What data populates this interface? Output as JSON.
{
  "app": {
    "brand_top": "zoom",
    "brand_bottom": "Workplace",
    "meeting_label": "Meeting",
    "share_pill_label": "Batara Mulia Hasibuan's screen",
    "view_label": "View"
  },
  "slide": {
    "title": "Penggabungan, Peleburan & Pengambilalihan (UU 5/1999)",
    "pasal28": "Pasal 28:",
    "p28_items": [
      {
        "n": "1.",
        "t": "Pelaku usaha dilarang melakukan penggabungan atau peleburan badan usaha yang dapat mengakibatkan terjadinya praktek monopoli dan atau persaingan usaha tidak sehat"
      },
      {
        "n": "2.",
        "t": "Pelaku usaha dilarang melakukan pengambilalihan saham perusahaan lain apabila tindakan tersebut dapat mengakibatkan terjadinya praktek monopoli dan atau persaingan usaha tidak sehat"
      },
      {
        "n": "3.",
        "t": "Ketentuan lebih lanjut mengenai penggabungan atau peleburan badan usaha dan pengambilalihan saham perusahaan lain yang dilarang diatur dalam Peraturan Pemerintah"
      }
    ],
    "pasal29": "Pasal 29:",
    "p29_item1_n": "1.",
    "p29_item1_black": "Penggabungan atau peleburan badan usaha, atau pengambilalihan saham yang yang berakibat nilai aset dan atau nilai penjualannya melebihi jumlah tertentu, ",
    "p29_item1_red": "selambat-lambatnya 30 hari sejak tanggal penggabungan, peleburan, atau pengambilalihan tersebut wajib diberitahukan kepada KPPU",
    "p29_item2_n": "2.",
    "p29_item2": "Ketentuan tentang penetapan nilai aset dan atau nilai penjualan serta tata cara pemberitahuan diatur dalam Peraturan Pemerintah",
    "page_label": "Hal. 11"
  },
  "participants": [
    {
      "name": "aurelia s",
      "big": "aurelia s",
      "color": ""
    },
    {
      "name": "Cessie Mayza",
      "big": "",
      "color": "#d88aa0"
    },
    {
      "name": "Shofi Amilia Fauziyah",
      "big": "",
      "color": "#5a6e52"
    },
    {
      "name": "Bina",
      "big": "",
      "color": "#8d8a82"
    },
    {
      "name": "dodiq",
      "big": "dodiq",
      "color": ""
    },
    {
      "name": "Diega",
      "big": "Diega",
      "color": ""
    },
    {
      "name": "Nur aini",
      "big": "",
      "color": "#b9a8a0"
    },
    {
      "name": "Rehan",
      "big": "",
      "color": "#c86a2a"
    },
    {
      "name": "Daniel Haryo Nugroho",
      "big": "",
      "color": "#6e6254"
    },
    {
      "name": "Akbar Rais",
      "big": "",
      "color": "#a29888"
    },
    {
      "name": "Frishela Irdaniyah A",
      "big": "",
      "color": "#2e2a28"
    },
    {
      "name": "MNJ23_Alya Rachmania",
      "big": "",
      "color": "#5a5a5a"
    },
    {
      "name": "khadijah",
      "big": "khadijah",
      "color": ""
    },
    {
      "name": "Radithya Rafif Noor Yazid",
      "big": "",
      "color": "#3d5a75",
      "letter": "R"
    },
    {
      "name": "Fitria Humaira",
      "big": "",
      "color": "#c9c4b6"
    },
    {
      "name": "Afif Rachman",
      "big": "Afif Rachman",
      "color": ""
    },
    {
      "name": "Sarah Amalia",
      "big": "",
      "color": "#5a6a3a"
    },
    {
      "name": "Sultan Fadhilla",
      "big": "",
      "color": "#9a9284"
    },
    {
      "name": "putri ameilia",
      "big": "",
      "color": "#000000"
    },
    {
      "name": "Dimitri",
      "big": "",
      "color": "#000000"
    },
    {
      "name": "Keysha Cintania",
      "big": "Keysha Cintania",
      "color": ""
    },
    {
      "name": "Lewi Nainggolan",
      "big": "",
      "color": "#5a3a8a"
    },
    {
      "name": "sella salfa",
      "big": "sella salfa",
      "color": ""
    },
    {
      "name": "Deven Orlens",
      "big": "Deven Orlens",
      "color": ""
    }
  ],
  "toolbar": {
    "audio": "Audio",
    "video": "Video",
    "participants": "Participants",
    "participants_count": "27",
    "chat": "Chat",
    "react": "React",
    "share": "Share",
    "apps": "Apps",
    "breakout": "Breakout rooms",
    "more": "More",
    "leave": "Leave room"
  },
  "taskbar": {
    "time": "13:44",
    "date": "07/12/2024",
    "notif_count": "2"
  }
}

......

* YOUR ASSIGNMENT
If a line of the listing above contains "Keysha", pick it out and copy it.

* SOLUTION TO THIS EXERCISE
      "name": "Keysha Cintania",
      "big": "Keysha Cintania",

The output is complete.